Employees of the Tenement Museum, a Lower East Side cultural institution centered on immigrant and labor history, voted to unionize this week. The workers will be joining the Local 2110 UAW (United Auto Workers), whose president, Maida Rosenstein, said employees are seeking better wages, less unpredictable shift scheduling changes, and better benefits.
"Most of the Tenement Museum employees are not high-paid, and some of the work is very insecure and precarious in that they don’t have guarantees of hours, or benefits at all,” Rosenstein told Gothamist. “They have shift changes they have to contend with, and without a union there’s no process for resolving issues that might arise with management.”
Monday's vote comes on the heels of two unsuccessful attempts to unionize in previous years. The Museum says it will engage in collective bargaining with the newly unionized workers, who voted 72-3 in favor of joining the union.

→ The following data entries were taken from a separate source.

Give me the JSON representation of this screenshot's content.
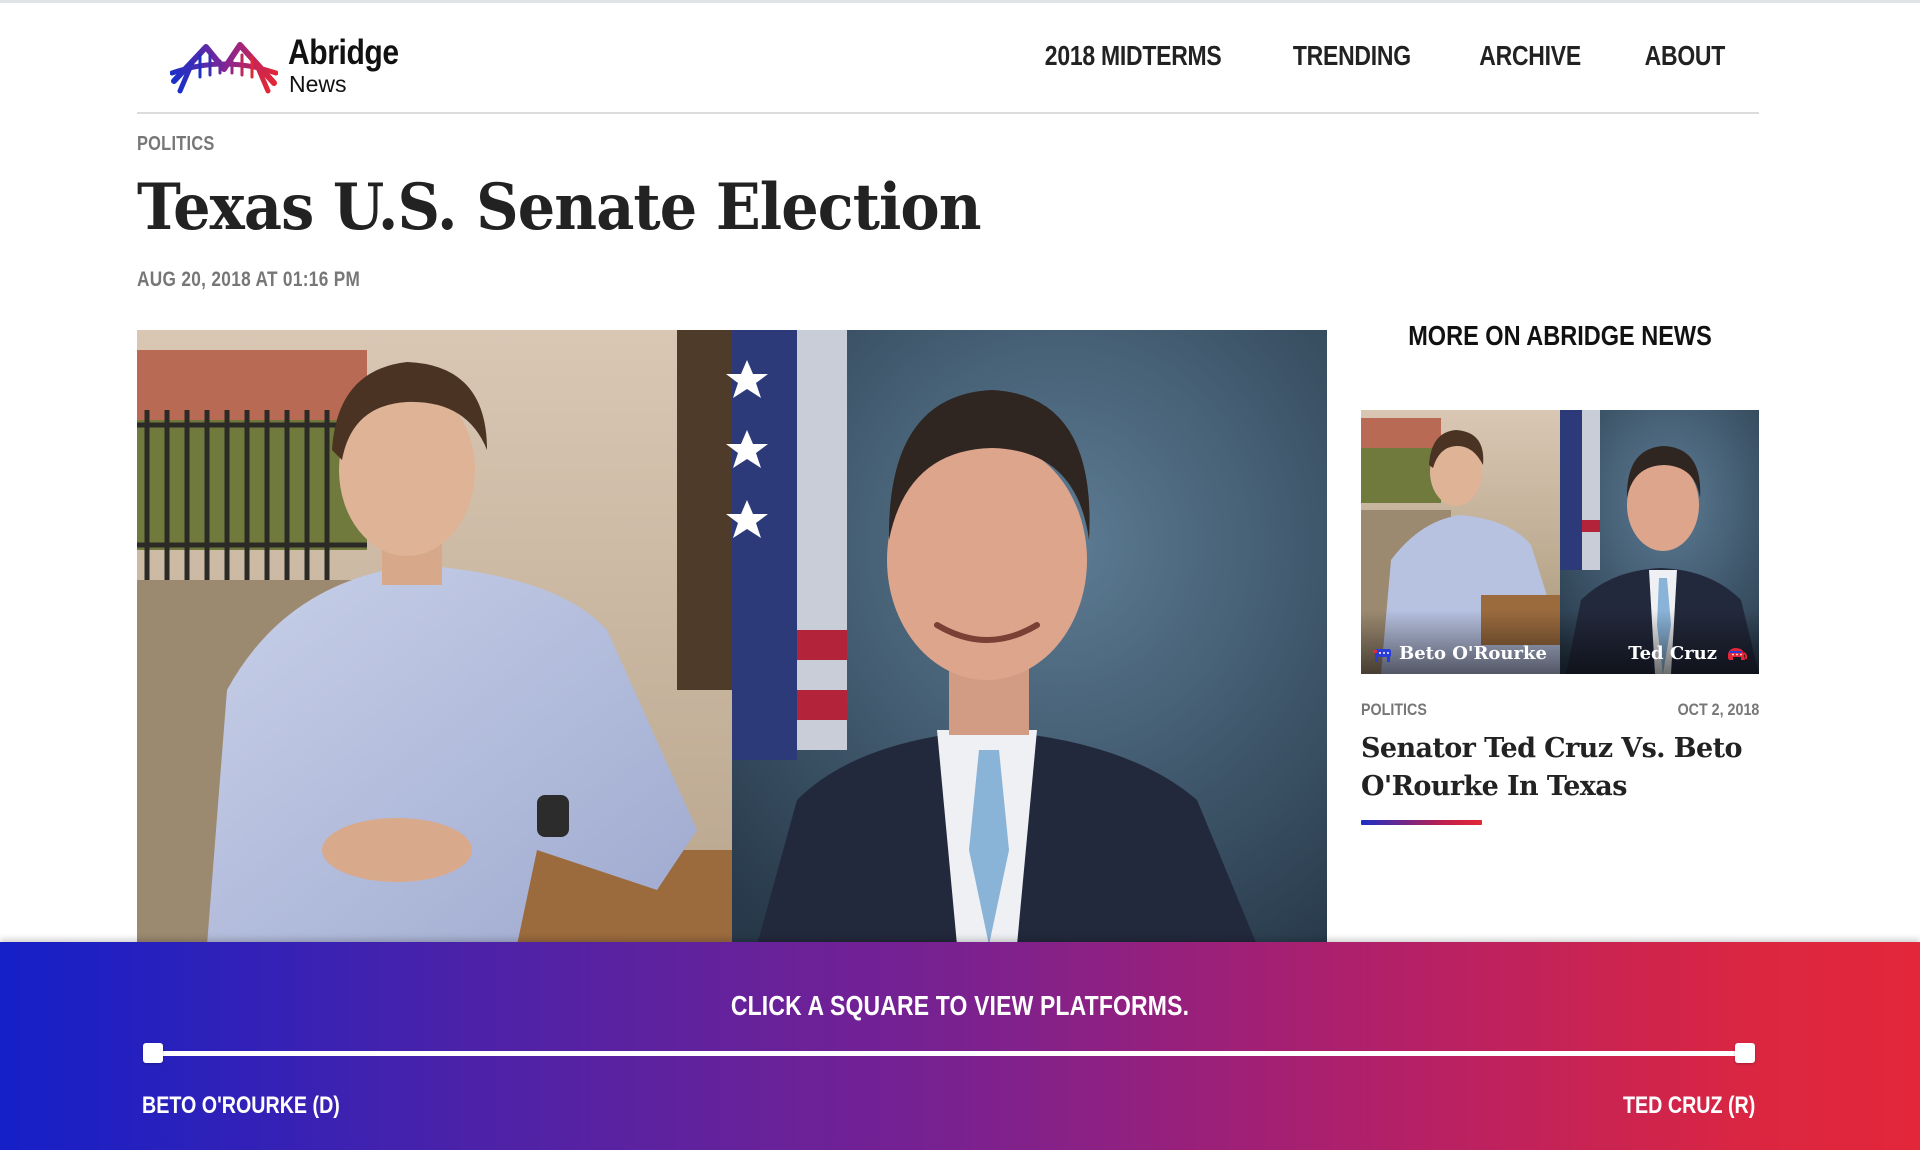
{
  "site": {
    "logo_title": "Abridge",
    "logo_subtitle": "News",
    "brand_blue": "#1c2fc6",
    "brand_red": "#e32737"
  },
  "nav": {
    "items": [
      "2018 MIDTERMS",
      "TRENDING",
      "ARCHIVE",
      "ABOUT"
    ]
  },
  "article": {
    "category": "POLITICS",
    "title": "Texas U.S. Senate Election",
    "dateline": "AUG 20, 2018 AT 01:16 PM"
  },
  "sidebar": {
    "heading": "MORE ON ABRIDGE NEWS",
    "card": {
      "left_caption": "Beto O'Rourke",
      "right_caption": "Ted Cruz",
      "left_icon": "democrat-donkey-icon",
      "right_icon": "republican-elephant-icon",
      "category": "POLITICS",
      "date": "OCT 2, 2018",
      "title": "Senator Ted Cruz Vs. Beto O'Rourke In Texas"
    }
  },
  "platform_bar": {
    "instruction": "CLICK A SQUARE TO VIEW PLATFORMS.",
    "left_label": "BETO O'ROURKE (D)",
    "right_label": "TED CRUZ (R)",
    "gradient_start": "#1520c8",
    "gradient_end": "#e3263a"
  }
}
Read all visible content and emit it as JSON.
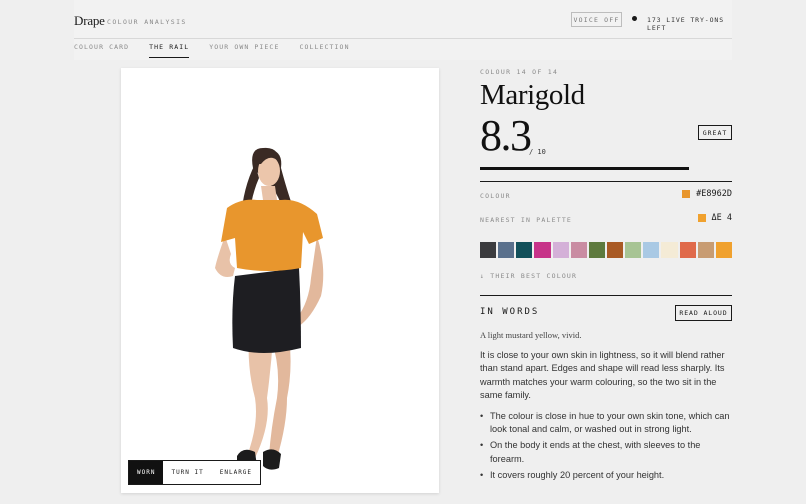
{
  "header": {
    "brand": "Drape",
    "subtitle": "COLOUR ANALYSIS",
    "voice_button": "VOICE OFF",
    "tryons": "173 LIVE TRY-ONS LEFT"
  },
  "tabs": [
    {
      "label": "COLOUR CARD",
      "active": false
    },
    {
      "label": "THE RAIL",
      "active": true
    },
    {
      "label": "YOUR OWN PIECE",
      "active": false
    },
    {
      "label": "COLLECTION",
      "active": false
    }
  ],
  "photo": {
    "buttons": [
      "WORN",
      "TURN IT",
      "ENLARGE"
    ],
    "active_button": "WORN",
    "garment_colour": "#E8962D"
  },
  "detail": {
    "eyebrow": "COLOUR 14 OF 14",
    "name": "Marigold",
    "score": "8.3",
    "score_out_of": "/ 10",
    "score_fraction": 0.83,
    "rating_badge": "GREAT",
    "colour_label": "COLOUR",
    "colour_value": "#E8962D",
    "colour_hex": "#E8962D",
    "nearest_label": "NEAREST IN PALETTE",
    "nearest_value": "ΔE 4",
    "nearest_hex": "#F0A12E",
    "palette": [
      "#3b3b3e",
      "#5a708c",
      "#12505a",
      "#c73389",
      "#d4b0d8",
      "#c98ca2",
      "#5e7a3e",
      "#a95a25",
      "#a7c494",
      "#a9c9e4",
      "#f4ebd6",
      "#e06a4a",
      "#c89c72",
      "#f0a12e"
    ],
    "best_colour_label": "↓ THEIR BEST COLOUR",
    "words_title": "IN WORDS",
    "read_aloud": "READ ALOUD",
    "tagline": "A light mustard yellow, vivid.",
    "paragraph": "It is close to your own skin in lightness, so it will blend rather than stand apart. Edges and shape will read less sharply. Its warmth matches your warm colouring, so the two sit in the same family.",
    "bullets": [
      "The colour is close in hue to your own skin tone, which can look tonal and calm, or washed out in strong light.",
      "On the body it ends at the chest, with sleeves to the forearm.",
      "It covers roughly 20 percent of your height."
    ]
  }
}
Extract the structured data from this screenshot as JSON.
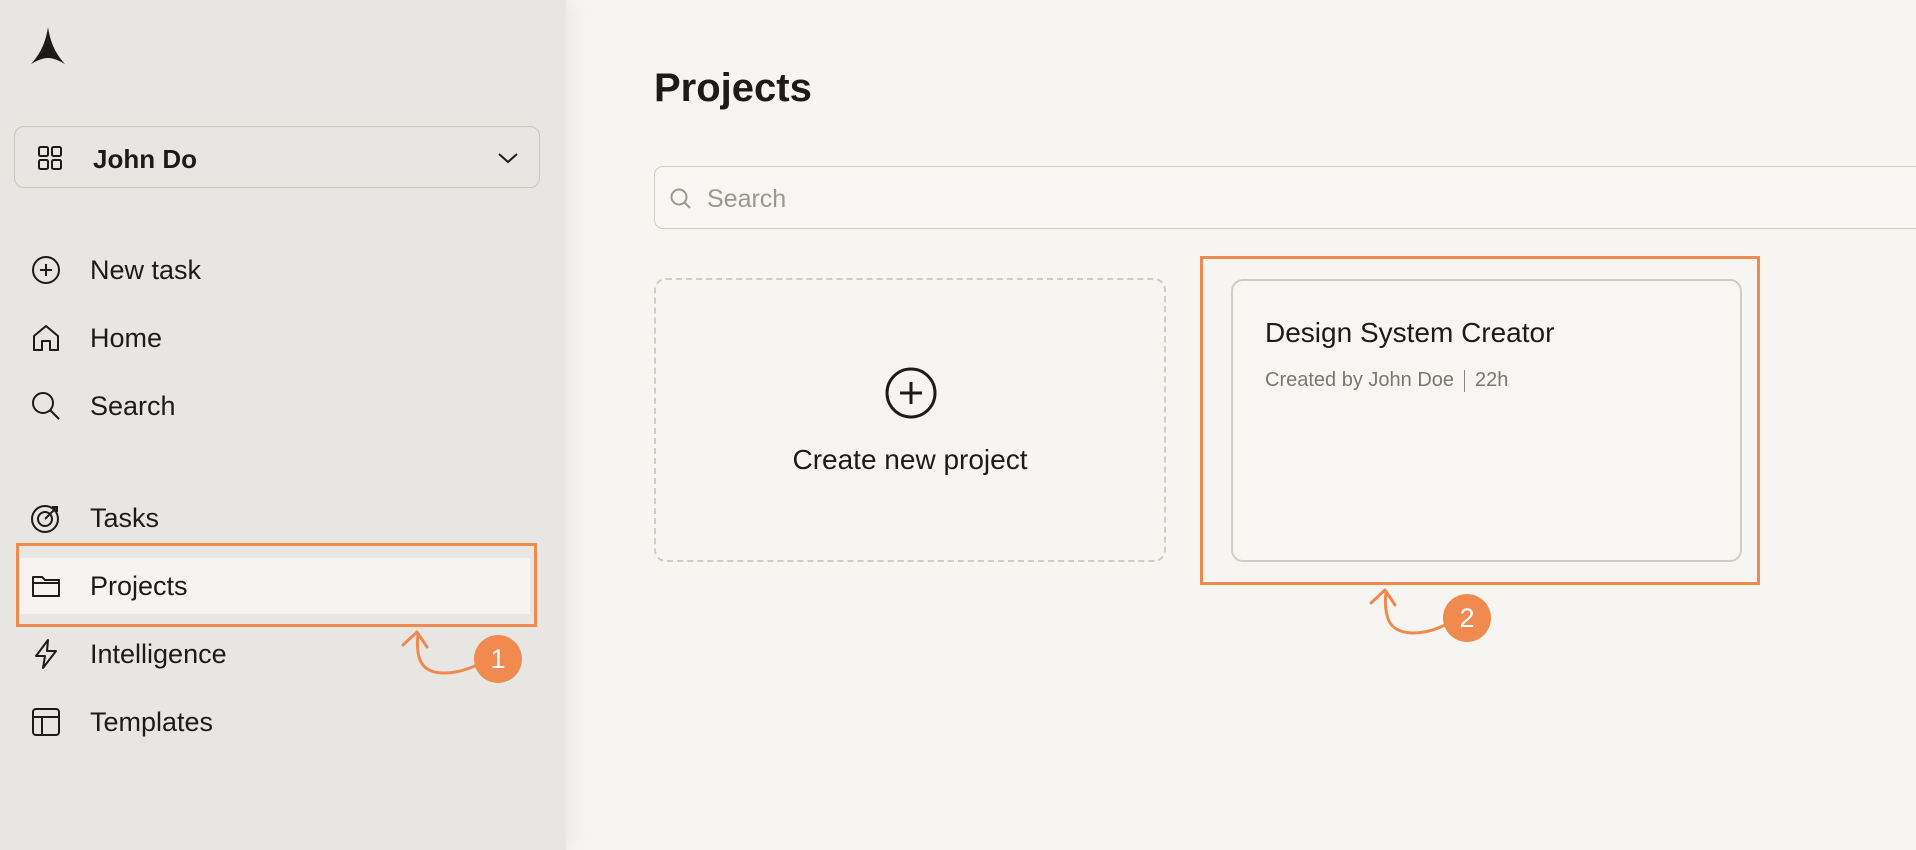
{
  "sidebar": {
    "workspace": {
      "name": "John Do"
    },
    "items": [
      {
        "label": "New task",
        "icon": "plus-circle-icon"
      },
      {
        "label": "Home",
        "icon": "home-icon"
      },
      {
        "label": "Search",
        "icon": "search-icon"
      },
      {
        "label": "Tasks",
        "icon": "target-icon"
      },
      {
        "label": "Projects",
        "icon": "folder-icon",
        "active": true
      },
      {
        "label": "Intelligence",
        "icon": "lightning-icon"
      },
      {
        "label": "Templates",
        "icon": "layout-icon"
      }
    ]
  },
  "main": {
    "title": "Projects",
    "search": {
      "placeholder": "Search",
      "value": ""
    },
    "create_card": {
      "label": "Create new project"
    },
    "projects": [
      {
        "title": "Design System Creator",
        "creator": "Created by John Doe",
        "age": "22h"
      }
    ]
  },
  "annotations": {
    "accent_color": "#ef8a4f",
    "badges": [
      "1",
      "2"
    ]
  }
}
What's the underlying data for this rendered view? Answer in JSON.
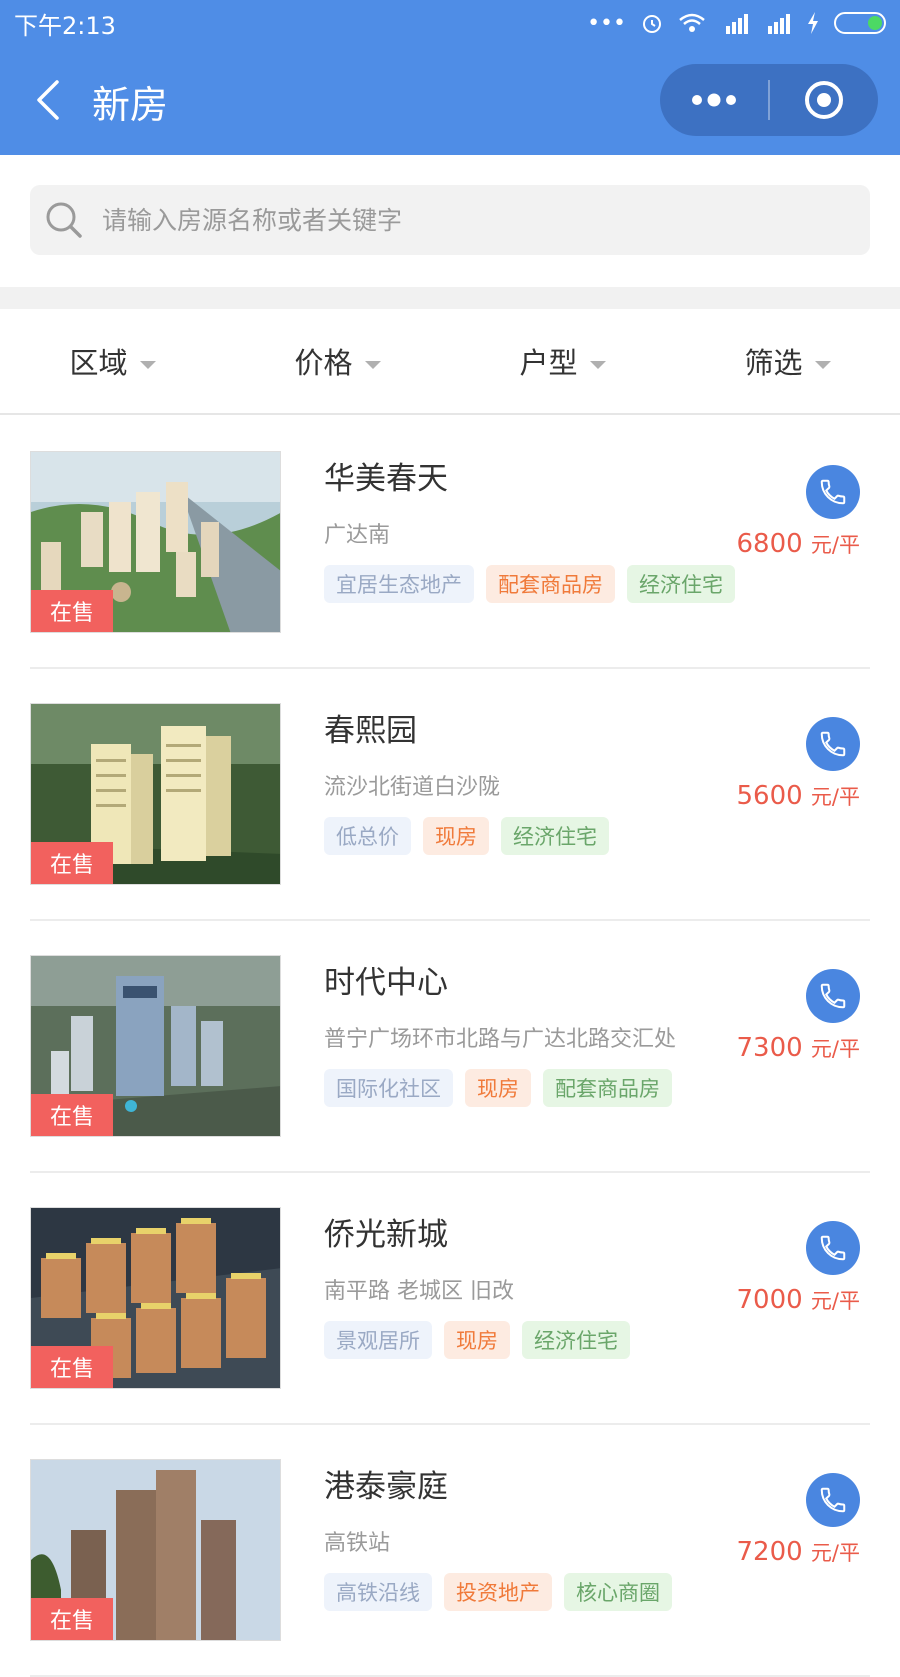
{
  "status_bar": {
    "time": "下午2:13",
    "indicators": [
      "more-dots-icon",
      "alarm-icon",
      "wifi-icon",
      "signal-hd-icon",
      "signal-icon",
      "charging-icon",
      "battery-icon"
    ]
  },
  "nav": {
    "title": "新房",
    "back_icon": "chevron-left-icon",
    "more_icon": "more-dots-icon",
    "target_icon": "record-target-icon"
  },
  "search": {
    "placeholder": "请输入房源名称或者关键字",
    "value": ""
  },
  "filters": [
    {
      "label": "区域"
    },
    {
      "label": "价格"
    },
    {
      "label": "户型"
    },
    {
      "label": "筛选"
    }
  ],
  "listings": [
    {
      "name": "华美春天",
      "address": "广达南",
      "status": "在售",
      "price": "6800",
      "unit": "元/平",
      "tags": [
        {
          "text": "宜居生态地产",
          "color": "blue"
        },
        {
          "text": "配套商品房",
          "color": "orange"
        },
        {
          "text": "经济住宅",
          "color": "green"
        }
      ]
    },
    {
      "name": "春熙园",
      "address": "流沙北街道白沙陇",
      "status": "在售",
      "price": "5600",
      "unit": "元/平",
      "tags": [
        {
          "text": "低总价",
          "color": "blue"
        },
        {
          "text": "现房",
          "color": "orange"
        },
        {
          "text": "经济住宅",
          "color": "green"
        }
      ]
    },
    {
      "name": "时代中心",
      "address": "普宁广场环市北路与广达北路交汇处",
      "status": "在售",
      "price": "7300",
      "unit": "元/平",
      "tags": [
        {
          "text": "国际化社区",
          "color": "blue"
        },
        {
          "text": "现房",
          "color": "orange"
        },
        {
          "text": "配套商品房",
          "color": "green"
        }
      ]
    },
    {
      "name": "侨光新城",
      "address": "南平路 老城区 旧改",
      "status": "在售",
      "price": "7000",
      "unit": "元/平",
      "tags": [
        {
          "text": "景观居所",
          "color": "blue"
        },
        {
          "text": "现房",
          "color": "orange"
        },
        {
          "text": "经济住宅",
          "color": "green"
        }
      ]
    },
    {
      "name": "港泰豪庭",
      "address": "高铁站",
      "status": "在售",
      "price": "7200",
      "unit": "元/平",
      "tags": [
        {
          "text": "高铁沿线",
          "color": "blue"
        },
        {
          "text": "投资地产",
          "color": "orange"
        },
        {
          "text": "核心商圈",
          "color": "green"
        }
      ]
    }
  ],
  "colors": {
    "header_bg": "#4f8de6",
    "price": "#ea5b4a",
    "sale_badge": "#f2615e",
    "phone_button": "#4a86e0"
  }
}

Vocal members of this now-unionized group work in various front-facing roles around the museum; some are in the gift shop, some are costumed docents, some are in visitor services. The part-time staff does not get paid overtime, nor do they have access to health insurance through the museum. Employee turnover is high, staffers say, and hourly wages vary, with tour guides making $18 an hour while visitor services workers earn a $15 minimum wage.
"We’re talking to people about labor history and we’re not even walking the walk in this institution,” Anna Szapiro, an educator and costumed interpreter at the museum, told Hyperallergic.
The Tenement Museum vote comes on the heels of New Museum workers unionizing in January. “I think there is a lot of interest from people in the younger generation in organizing because so many people are working in situations where their work is very precarious,” Rosenstein says. “We saw that at the New Museum, and also the Brooklyn Academy of Music… I think there’s a lot of interest, among workers in cultural institutions especially.”
In an email statement sent to Gothamist, Tenement Museum President Kevin Jennings said: “The Museum will bargain in good faith to try to arrive at a collective bargaining agreement that meets the needs of both the museum and its employees. We look forward to engaging in a productive collective bargaining process. As we have just begun this process with our unionized employees we are not at liberty to discuss matters directly impacted by this process.”
The Tenement Museum was founded in 1988, and is a National Historic Site. It’s estimated that over 15,000 immigrants lived in the two tenement buildings that make up the institution between 1863 and 2011.